> **DIRECTIONS FOR THIS TASK**: Read the data that follows. Then repeat it exactly.

> **DATA RECORDS**:
────────────────────────────────────────

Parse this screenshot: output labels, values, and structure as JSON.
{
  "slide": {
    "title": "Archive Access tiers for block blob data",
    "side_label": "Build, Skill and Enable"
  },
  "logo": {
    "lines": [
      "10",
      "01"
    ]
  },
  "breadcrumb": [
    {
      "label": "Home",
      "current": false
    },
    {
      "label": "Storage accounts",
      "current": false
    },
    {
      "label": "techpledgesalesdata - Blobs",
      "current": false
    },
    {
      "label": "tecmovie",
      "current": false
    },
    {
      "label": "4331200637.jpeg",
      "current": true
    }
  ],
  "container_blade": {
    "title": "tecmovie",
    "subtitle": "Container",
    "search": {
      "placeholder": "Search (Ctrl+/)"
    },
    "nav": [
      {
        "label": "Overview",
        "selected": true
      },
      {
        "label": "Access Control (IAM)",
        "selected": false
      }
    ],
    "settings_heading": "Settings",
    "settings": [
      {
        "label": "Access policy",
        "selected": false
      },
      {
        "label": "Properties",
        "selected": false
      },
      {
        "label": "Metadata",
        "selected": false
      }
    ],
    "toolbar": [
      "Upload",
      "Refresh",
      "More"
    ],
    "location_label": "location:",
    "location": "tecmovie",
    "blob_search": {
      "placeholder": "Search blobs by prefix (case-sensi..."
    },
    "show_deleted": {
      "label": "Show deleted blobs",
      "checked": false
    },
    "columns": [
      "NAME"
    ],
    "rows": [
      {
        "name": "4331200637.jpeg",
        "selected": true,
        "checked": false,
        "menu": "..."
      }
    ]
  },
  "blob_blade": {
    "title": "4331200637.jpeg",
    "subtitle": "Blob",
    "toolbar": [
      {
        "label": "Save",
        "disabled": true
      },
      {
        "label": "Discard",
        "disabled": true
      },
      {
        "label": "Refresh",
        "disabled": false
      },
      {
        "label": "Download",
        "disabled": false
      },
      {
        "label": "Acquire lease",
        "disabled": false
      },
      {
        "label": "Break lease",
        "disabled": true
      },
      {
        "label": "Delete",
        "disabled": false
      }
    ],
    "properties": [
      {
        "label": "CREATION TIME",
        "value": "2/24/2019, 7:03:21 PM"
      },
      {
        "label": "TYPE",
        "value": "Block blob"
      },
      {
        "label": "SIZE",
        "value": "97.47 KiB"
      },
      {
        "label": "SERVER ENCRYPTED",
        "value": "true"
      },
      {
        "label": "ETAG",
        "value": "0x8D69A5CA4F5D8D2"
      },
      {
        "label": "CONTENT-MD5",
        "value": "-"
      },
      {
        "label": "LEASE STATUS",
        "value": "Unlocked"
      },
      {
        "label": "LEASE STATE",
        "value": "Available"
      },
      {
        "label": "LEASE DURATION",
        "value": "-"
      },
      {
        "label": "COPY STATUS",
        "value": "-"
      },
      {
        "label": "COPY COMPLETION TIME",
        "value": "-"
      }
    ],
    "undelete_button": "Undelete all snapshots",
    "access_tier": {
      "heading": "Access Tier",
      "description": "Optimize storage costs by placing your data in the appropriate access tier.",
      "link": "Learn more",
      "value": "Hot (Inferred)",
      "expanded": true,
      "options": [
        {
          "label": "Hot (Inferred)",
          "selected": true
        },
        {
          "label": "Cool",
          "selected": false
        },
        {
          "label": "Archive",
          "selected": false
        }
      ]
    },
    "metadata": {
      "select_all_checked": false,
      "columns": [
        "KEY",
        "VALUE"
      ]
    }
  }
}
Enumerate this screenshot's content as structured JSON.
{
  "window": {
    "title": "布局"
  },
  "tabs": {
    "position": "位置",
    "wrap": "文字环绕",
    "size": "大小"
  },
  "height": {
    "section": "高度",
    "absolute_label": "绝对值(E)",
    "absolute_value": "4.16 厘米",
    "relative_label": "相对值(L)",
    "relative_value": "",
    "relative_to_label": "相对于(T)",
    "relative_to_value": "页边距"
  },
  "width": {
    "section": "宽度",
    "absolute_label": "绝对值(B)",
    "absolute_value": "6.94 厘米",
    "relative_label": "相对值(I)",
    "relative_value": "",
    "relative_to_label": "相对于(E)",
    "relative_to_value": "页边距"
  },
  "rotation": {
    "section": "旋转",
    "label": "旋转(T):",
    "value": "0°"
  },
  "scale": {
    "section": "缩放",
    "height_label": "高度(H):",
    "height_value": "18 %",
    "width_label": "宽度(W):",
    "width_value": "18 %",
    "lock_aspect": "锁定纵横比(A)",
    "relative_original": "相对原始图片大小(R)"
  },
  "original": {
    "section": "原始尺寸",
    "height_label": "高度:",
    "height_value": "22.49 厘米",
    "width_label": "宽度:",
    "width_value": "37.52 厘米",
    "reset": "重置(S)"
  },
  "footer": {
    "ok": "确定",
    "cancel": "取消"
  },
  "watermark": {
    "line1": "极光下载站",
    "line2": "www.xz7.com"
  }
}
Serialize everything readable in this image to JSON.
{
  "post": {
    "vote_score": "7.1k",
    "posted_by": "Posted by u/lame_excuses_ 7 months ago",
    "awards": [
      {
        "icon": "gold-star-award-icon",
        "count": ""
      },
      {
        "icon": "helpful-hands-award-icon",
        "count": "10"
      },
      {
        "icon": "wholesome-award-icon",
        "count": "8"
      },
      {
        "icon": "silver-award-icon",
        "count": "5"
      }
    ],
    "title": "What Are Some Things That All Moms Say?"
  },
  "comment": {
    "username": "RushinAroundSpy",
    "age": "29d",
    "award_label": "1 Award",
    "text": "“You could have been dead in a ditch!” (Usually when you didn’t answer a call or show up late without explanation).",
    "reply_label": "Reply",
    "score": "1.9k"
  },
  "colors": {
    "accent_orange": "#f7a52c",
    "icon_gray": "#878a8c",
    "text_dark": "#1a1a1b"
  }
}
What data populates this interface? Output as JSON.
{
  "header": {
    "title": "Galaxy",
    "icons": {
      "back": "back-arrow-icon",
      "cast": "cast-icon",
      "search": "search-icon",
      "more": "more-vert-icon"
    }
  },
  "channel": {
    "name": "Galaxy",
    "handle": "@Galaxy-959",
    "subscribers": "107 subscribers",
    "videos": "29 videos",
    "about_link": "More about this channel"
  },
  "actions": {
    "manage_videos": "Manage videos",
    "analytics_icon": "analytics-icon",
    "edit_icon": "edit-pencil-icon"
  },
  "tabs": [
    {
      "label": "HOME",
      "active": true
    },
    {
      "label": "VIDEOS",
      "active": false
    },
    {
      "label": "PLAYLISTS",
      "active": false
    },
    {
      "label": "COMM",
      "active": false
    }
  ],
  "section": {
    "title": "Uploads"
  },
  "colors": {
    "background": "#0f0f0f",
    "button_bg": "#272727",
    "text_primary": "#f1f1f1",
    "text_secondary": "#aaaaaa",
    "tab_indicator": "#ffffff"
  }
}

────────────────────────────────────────

> **OUTPUT BELOW**:
Parse this screenshot: output labels, values, and structure as JSON.
{
  "slide": {
    "title": "Archive Access tiers for block blob data",
    "side_label": "Build, Skill and Enable"
  },
  "logo": {
    "lines": [
      "10",
      "01"
    ]
  },
  "breadcrumb": [
    {
      "label": "Home",
      "current": false
    },
    {
      "label": "Storage accounts",
      "current": false
    },
    {
      "label": "techpledgesalesdata - Blobs",
      "current": false
    },
    {
      "label": "tecmovie",
      "current": false
    },
    {
      "label": "4331200637.jpeg",
      "current": true
    }
  ],
  "container_blade": {
    "title": "tecmovie",
    "subtitle": "Container",
    "search": {
      "placeholder": "Search (Ctrl+/)"
    },
    "nav": [
      {
        "label": "Overview",
        "selected": true
      },
      {
        "label": "Access Control (IAM)",
        "selected": false
      }
    ],
    "settings_heading": "Settings",
    "settings": [
      {
        "label": "Access policy",
        "selected": false
      },
      {
        "label": "Properties",
        "selected": false
      },
      {
        "label": "Metadata",
        "selected": false
      }
    ],
    "toolbar": [
      "Upload",
      "Refresh",
      "More"
    ],
    "location_label": "location:",
    "location": "tecmovie",
    "blob_search": {
      "placeholder": "Search blobs by prefix (case-sensi..."
    },
    "show_deleted": {
      "label": "Show deleted blobs",
      "checked": false
    },
    "columns": [
      "NAME"
    ],
    "rows": [
      {
        "name": "4331200637.jpeg",
        "selected": true,
        "checked": false,
        "menu": "..."
      }
    ]
  },
  "blob_blade": {
    "title": "4331200637.jpeg",
    "subtitle": "Blob",
    "toolbar": [
      {
        "label": "Save",
        "disabled": true
      },
      {
        "label": "Discard",
        "disabled": true
      },
      {
        "label": "Refresh",
        "disabled": false
      },
      {
        "label": "Download",
        "disabled": false
      },
      {
        "label": "Acquire lease",
        "disabled": false
      },
      {
        "label": "Break lease",
        "disabled": true
      },
      {
        "label": "Delete",
        "disabled": false
      }
    ],
    "properties": [
      {
        "label": "CREATION TIME",
        "value": "2/24/2019, 7:03:21 PM"
      },
      {
        "label": "TYPE",
        "value": "Block blob"
      },
      {
        "label": "SIZE",
        "value": "97.47 KiB"
      },
      {
        "label": "SERVER ENCRYPTED",
        "value": "true"
      },
      {
        "label": "ETAG",
        "value": "0x8D69A5CA4F5D8D2"
      },
      {
        "label": "CONTENT-MD5",
        "value": "-"
      },
      {
        "label": "LEASE STATUS",
        "value": "Unlocked"
      },
      {
        "label": "LEASE STATE",
        "value": "Available"
      },
      {
        "label": "LEASE DURATION",
        "value": "-"
      },
      {
        "label": "COPY STATUS",
        "value": "-"
      },
      {
        "label": "COPY COMPLETION TIME",
        "value": "-"
      }
    ],
    "undelete_button": "Undelete all snapshots",
    "access_tier": {
      "heading": "Access Tier",
      "description": "Optimize storage costs by placing your data in the appropriate access tier.",
      "link": "Learn more",
      "value": "Hot (Inferred)",
      "expanded": true,
      "options": [
        {
          "label": "Hot (Inferred)",
          "selected": true
        },
        {
          "label": "Cool",
          "selected": false
        },
        {
          "label": "Archive",
          "selected": false
        }
      ]
    },
    "metadata": {
      "select_all_checked": false,
      "columns": [
        "KEY",
        "VALUE"
      ]
    }
  }
}
Enumerate this screenshot's content as structured JSON.
{
  "window": {
    "title": "布局"
  },
  "tabs": {
    "position": "位置",
    "wrap": "文字环绕",
    "size": "大小"
  },
  "height": {
    "section": "高度",
    "absolute_label": "绝对值(E)",
    "absolute_value": "4.16 厘米",
    "relative_label": "相对值(L)",
    "relative_value": "",
    "relative_to_label": "相对于(T)",
    "relative_to_value": "页边距"
  },
  "width": {
    "section": "宽度",
    "absolute_label": "绝对值(B)",
    "absolute_value": "6.94 厘米",
    "relative_label": "相对值(I)",
    "relative_value": "",
    "relative_to_label": "相对于(E)",
    "relative_to_value": "页边距"
  },
  "rotation": {
    "section": "旋转",
    "label": "旋转(T):",
    "value": "0°"
  },
  "scale": {
    "section": "缩放",
    "height_label": "高度(H):",
    "height_value": "18 %",
    "width_label": "宽度(W):",
    "width_value": "18 %",
    "lock_aspect": "锁定纵横比(A)",
    "relative_original": "相对原始图片大小(R)"
  },
  "original": {
    "section": "原始尺寸",
    "height_label": "高度:",
    "height_value": "22.49 厘米",
    "width_label": "宽度:",
    "width_value": "37.52 厘米",
    "reset": "重置(S)"
  },
  "footer": {
    "ok": "确定",
    "cancel": "取消"
  },
  "watermark": {
    "line1": "极光下载站",
    "line2": "www.xz7.com"
  }
}
Serialize everything readable in this image to JSON.
{
  "post": {
    "vote_score": "7.1k",
    "posted_by": "Posted by u/lame_excuses_ 7 months ago",
    "awards": [
      {
        "icon": "gold-star-award-icon",
        "count": ""
      },
      {
        "icon": "helpful-hands-award-icon",
        "count": "10"
      },
      {
        "icon": "wholesome-award-icon",
        "count": "8"
      },
      {
        "icon": "silver-award-icon",
        "count": "5"
      }
    ],
    "title": "What Are Some Things That All Moms Say?"
  },
  "comment": {
    "username": "RushinAroundSpy",
    "age": "29d",
    "award_label": "1 Award",
    "text": "“You could have been dead in a ditch!” (Usually when you didn’t answer a call or show up late without explanation).",
    "reply_label": "Reply",
    "score": "1.9k"
  },
  "colors": {
    "accent_orange": "#f7a52c",
    "icon_gray": "#878a8c",
    "text_dark": "#1a1a1b"
  }
}
What data populates this interface? Output as JSON.
{
  "header": {
    "title": "Galaxy",
    "icons": {
      "back": "back-arrow-icon",
      "cast": "cast-icon",
      "search": "search-icon",
      "more": "more-vert-icon"
    }
  },
  "channel": {
    "name": "Galaxy",
    "handle": "@Galaxy-959",
    "subscribers": "107 subscribers",
    "videos": "29 videos",
    "about_link": "More about this channel"
  },
  "actions": {
    "manage_videos": "Manage videos",
    "analytics_icon": "analytics-icon",
    "edit_icon": "edit-pencil-icon"
  },
  "tabs": [
    {
      "label": "HOME",
      "active": true
    },
    {
      "label": "VIDEOS",
      "active": false
    },
    {
      "label": "PLAYLISTS",
      "active": false
    },
    {
      "label": "COMM",
      "active": false
    }
  ],
  "section": {
    "title": "Uploads"
  },
  "colors": {
    "background": "#0f0f0f",
    "button_bg": "#272727",
    "text_primary": "#f1f1f1",
    "text_secondary": "#aaaaaa",
    "tab_indicator": "#ffffff"
  }
}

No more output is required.